Germanys limited coastline and ports meant there were limited raw material resources on which the German industry was heavily dependant. The tradition of conscription of adult males into the armed services ensured that the initial German response would be incredibly strong. However, it meant that if the conflict became strained, there would be difficulties in making up the loss in labor needs. There was not real tradition of German loyalty and nationalism wich the government could call upon if the was a continuing effort.
Instead, a long-lasting war produced protests and a collapse of the country. Germany, during the war was self-sufficient in food, but its dependence on the importation of raw materials such as, rubber, oil, and fertilisers meant that the for the war to be a success for Germany, it must be quick. The establishment of the War Raw Materials Department was established in 1914 saw the purchasing of all raw materials such as metal, wood, wool and chemicals to be sold to the manufacturers for the war effort. Providing enough food was caused a dilemma.
German farmers expected a record harvest from the 1915 crop but were destroyed by heavy rains. The ruining of the crops resulted in extreme shortages and rationing on the German homefront. Food prices rose 446% and even bread was rationed. The establishment of a War Food Office instituted over 250 regulations regarding food prices, distribution and hours of sale. The government presented an advertising campaign to encourage recipes for alternate food products such as ‘K’ bread made from sawdust and potato peelings.
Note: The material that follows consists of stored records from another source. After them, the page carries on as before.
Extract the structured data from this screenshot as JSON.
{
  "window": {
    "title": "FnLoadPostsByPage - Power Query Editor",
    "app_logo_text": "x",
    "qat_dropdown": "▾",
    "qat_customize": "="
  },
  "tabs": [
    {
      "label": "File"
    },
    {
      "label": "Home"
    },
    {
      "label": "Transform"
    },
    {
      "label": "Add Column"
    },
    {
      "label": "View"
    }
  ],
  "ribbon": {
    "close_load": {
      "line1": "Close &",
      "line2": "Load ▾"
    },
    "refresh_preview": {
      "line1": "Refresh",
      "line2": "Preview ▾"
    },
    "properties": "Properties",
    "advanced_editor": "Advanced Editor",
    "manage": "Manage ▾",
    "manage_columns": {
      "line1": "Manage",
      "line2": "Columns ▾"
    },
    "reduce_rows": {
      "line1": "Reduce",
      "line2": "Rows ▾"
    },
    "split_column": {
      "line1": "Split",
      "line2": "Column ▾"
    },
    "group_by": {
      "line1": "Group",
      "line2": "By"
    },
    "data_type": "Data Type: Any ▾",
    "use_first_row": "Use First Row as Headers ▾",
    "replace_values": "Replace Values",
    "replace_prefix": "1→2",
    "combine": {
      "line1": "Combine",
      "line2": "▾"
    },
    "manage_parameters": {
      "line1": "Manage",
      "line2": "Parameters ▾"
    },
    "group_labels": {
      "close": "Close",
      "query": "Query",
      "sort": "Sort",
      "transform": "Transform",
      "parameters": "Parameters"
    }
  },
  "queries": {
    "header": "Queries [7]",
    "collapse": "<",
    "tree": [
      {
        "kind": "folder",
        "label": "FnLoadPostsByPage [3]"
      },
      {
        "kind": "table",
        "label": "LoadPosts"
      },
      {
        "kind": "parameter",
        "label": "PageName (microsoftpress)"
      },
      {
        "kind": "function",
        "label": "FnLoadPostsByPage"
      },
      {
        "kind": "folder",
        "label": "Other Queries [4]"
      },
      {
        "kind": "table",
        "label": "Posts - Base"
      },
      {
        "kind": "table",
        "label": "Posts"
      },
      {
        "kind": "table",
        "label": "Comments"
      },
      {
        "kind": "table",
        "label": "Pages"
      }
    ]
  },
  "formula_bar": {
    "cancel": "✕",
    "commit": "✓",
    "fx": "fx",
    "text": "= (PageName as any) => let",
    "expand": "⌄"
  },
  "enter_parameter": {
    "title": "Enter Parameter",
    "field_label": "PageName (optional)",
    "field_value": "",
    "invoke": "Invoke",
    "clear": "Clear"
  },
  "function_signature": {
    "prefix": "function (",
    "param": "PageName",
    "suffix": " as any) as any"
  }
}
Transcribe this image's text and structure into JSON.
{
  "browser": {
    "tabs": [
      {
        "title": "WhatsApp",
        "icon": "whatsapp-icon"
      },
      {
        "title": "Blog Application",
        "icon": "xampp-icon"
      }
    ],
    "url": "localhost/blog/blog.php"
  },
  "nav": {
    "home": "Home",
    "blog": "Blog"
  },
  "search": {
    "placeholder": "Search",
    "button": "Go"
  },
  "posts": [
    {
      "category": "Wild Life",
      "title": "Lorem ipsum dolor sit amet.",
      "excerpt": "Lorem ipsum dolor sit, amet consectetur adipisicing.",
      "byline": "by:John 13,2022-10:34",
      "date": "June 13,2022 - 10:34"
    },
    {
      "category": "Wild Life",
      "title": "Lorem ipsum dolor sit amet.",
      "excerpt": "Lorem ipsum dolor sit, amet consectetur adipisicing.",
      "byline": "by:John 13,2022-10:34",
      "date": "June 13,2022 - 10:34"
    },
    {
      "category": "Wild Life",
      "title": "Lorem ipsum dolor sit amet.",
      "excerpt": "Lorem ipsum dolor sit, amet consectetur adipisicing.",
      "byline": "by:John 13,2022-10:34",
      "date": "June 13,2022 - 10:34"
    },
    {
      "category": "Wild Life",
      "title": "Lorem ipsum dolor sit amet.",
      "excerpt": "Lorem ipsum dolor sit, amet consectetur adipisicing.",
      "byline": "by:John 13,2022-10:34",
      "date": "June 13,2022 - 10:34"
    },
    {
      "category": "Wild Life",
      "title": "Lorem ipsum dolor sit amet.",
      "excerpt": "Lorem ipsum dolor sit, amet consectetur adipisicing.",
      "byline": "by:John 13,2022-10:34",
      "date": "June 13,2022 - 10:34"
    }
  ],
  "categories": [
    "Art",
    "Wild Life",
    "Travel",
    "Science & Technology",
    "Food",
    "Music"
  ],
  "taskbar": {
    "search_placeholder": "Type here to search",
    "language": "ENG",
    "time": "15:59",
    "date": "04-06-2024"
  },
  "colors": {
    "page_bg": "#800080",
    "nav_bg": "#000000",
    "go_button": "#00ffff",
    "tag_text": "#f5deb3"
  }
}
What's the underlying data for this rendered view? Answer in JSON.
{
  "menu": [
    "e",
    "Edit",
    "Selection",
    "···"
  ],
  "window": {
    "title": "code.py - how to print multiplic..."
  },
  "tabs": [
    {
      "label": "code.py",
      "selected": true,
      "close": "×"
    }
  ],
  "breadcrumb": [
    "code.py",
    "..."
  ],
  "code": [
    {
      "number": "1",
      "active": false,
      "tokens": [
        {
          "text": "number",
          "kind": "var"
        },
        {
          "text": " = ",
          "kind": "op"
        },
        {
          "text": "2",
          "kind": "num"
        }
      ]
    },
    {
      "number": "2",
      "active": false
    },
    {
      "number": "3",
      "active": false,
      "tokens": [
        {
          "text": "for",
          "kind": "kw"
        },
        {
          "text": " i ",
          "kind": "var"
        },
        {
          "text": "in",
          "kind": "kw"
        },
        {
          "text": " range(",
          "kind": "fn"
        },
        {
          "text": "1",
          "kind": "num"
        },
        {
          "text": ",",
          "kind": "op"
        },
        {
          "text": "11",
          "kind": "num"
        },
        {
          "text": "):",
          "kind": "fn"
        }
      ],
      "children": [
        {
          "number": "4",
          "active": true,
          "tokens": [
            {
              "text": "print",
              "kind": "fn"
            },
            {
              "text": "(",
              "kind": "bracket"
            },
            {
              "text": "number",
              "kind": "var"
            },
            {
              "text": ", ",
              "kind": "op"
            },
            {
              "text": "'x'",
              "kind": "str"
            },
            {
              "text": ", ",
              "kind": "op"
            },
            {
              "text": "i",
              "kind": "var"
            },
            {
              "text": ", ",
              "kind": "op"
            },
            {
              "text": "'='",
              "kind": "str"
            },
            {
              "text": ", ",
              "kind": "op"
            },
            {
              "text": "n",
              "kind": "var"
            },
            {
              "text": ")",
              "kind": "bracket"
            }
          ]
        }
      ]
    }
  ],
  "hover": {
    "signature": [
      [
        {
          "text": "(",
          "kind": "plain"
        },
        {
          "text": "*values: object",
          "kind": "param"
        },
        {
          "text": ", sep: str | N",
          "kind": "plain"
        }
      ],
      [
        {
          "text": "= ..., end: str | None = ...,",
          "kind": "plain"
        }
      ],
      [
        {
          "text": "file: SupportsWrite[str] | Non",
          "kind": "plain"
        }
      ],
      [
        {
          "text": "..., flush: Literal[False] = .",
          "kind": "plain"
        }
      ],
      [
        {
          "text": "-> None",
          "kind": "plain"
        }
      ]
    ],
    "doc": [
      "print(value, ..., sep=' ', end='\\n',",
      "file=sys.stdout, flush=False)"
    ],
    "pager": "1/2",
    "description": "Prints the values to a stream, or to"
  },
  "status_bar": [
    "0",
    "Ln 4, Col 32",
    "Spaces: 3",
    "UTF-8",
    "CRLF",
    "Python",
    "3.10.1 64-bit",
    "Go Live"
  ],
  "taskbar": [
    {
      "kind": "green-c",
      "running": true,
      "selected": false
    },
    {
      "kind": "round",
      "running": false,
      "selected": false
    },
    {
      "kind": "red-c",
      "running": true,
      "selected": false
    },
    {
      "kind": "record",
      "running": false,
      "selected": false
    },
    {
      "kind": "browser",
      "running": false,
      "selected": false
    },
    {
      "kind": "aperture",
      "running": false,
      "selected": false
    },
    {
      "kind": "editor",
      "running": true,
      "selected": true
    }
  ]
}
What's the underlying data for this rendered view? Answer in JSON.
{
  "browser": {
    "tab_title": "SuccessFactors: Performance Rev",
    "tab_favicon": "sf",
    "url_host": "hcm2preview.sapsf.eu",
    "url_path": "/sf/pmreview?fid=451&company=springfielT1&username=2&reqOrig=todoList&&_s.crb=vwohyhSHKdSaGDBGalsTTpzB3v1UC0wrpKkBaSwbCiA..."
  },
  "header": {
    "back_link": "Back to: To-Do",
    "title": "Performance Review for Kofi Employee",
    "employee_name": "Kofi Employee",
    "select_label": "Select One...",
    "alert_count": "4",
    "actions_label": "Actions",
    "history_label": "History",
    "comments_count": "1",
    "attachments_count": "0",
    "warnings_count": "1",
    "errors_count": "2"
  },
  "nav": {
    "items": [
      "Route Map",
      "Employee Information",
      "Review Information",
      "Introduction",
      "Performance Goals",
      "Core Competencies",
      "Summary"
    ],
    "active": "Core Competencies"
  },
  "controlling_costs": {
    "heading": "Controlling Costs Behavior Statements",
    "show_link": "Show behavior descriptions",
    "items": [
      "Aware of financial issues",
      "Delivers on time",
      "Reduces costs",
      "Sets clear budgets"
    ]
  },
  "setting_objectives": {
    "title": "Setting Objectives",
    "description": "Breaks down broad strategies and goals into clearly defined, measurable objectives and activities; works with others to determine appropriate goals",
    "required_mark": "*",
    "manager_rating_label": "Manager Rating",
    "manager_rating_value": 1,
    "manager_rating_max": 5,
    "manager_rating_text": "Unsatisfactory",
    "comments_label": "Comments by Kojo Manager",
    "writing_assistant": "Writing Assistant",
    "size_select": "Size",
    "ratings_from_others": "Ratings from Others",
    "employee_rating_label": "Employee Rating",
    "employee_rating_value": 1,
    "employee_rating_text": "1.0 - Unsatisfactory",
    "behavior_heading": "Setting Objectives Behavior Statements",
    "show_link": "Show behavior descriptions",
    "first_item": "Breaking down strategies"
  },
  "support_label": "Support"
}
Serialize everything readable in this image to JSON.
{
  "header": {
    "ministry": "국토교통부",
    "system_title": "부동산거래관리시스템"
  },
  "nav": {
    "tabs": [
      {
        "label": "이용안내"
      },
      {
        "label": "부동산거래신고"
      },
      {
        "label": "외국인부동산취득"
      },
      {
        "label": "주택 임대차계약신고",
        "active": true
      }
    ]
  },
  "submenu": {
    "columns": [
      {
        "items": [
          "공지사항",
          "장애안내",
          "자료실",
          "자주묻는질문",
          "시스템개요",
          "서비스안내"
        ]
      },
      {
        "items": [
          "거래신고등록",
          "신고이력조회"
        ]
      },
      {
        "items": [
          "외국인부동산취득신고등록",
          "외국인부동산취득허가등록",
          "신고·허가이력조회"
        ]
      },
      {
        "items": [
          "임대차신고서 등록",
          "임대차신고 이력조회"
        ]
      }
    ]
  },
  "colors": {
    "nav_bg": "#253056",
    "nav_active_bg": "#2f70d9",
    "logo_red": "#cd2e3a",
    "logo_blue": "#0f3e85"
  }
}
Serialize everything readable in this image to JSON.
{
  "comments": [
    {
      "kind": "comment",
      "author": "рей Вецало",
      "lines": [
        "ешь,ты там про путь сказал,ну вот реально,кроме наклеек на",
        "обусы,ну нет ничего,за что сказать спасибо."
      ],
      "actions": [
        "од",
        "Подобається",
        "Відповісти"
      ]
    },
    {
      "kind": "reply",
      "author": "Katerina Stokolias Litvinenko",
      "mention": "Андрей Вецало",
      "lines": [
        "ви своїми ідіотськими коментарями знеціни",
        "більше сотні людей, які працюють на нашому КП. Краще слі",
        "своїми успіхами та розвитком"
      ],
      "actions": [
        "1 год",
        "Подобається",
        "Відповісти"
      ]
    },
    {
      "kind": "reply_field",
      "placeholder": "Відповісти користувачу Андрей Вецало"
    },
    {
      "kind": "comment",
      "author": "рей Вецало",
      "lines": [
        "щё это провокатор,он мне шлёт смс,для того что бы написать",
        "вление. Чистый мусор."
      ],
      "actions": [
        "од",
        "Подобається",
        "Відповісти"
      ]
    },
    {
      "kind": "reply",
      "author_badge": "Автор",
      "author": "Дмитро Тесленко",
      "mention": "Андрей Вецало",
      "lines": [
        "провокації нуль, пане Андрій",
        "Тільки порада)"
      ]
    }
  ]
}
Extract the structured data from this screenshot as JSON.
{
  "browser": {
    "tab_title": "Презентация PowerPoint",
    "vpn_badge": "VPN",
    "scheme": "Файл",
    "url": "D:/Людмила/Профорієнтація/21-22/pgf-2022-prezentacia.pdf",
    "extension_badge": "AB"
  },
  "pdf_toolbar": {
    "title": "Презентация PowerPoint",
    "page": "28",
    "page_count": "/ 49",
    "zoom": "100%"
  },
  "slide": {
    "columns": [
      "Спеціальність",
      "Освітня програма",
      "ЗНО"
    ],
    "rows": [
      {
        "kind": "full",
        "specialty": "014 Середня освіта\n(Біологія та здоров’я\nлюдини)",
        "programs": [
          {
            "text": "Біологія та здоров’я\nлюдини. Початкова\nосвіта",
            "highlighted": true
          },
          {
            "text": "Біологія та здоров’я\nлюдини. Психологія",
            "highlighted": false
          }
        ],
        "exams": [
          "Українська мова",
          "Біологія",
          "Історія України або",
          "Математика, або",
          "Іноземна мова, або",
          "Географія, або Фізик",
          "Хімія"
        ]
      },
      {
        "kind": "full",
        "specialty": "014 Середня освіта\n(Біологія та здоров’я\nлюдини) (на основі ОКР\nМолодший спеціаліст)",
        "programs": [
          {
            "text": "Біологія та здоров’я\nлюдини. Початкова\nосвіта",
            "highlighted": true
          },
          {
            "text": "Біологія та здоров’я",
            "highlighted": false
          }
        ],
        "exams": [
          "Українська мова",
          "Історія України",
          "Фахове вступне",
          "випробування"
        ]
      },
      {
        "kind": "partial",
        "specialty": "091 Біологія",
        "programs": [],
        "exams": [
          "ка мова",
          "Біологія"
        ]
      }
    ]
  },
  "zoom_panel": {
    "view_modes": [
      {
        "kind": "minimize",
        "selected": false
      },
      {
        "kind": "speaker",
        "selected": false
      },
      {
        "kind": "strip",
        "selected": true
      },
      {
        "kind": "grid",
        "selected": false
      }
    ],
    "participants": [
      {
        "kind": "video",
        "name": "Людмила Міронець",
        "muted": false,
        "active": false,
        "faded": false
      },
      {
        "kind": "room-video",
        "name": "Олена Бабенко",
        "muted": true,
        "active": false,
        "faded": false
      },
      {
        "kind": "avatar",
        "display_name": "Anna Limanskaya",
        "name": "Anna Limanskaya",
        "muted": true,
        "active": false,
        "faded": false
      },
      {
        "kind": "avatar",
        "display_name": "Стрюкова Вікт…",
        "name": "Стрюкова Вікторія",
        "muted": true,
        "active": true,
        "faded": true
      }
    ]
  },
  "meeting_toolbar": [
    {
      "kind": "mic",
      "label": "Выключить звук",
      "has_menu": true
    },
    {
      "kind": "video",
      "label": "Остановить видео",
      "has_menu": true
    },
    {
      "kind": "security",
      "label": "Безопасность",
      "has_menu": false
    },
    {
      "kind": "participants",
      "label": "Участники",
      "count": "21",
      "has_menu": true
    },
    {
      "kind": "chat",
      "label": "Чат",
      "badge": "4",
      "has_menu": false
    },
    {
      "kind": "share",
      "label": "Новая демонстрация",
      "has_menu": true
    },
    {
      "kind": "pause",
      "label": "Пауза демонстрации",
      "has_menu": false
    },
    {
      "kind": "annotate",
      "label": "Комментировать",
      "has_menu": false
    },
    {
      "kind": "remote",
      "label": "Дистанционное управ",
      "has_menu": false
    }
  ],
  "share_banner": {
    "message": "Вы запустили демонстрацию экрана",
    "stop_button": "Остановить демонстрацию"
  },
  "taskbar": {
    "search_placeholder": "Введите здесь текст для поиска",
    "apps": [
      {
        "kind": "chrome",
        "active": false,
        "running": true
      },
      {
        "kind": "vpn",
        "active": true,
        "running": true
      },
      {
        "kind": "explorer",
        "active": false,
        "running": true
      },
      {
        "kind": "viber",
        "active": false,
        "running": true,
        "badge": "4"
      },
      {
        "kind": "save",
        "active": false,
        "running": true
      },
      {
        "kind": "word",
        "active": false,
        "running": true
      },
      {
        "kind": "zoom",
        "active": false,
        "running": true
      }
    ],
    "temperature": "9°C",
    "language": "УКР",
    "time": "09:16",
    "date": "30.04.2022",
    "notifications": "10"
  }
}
In 1915, the number of deaths in Germany due to the effects of starvation and the British Naval Blockade was 88, 000 and grew to 294 000 by 1918, the equivalent to British military losses in the Western Front. These conditions obviously hampered any means of support for the German war effort. The role of women proved crucial in guaranteeing that the German war effort continued. Recruitment of women was more efficient and widespread in Germany that any other country. Like in Britain, the continuation of the war saw an increase in the degree of anti-war sentiments.
The initial reaction to the war had been filled with eagerness and nationalism, and slowly disintegrated to a negative attitude. The pessimistic attitude of starving German civilians saw food riots in over 30 German cities, due to the shortages forced on the people. The Naval Blockade, diversion of available resources to fighting fronts and policies that gave increasing profits to the large war industry at the expense of the ordinary people took their toll on accepted support for the war effort. In addition, inflation in Germany was increasing due to the failure to finance the war, workers and personnel refused to co-operate with orders.
Germany was failing under the pressures and strains of winning the war and the struggle to provide for German civilians. With revolution was spreading to Berlin and the abdication of the Kaiser, Germany was on the brink of collapse. These factors influenced the signing of the armistice with the Allies in 1918. The homefronts of both Germany and Britain each had their significant causes that boosted morale amongst their fellow civilians, however, the planning’s of the British Naval Blockade against Germany proved too much due to the lack of raw materials and food supplies, and finally admitting defeat.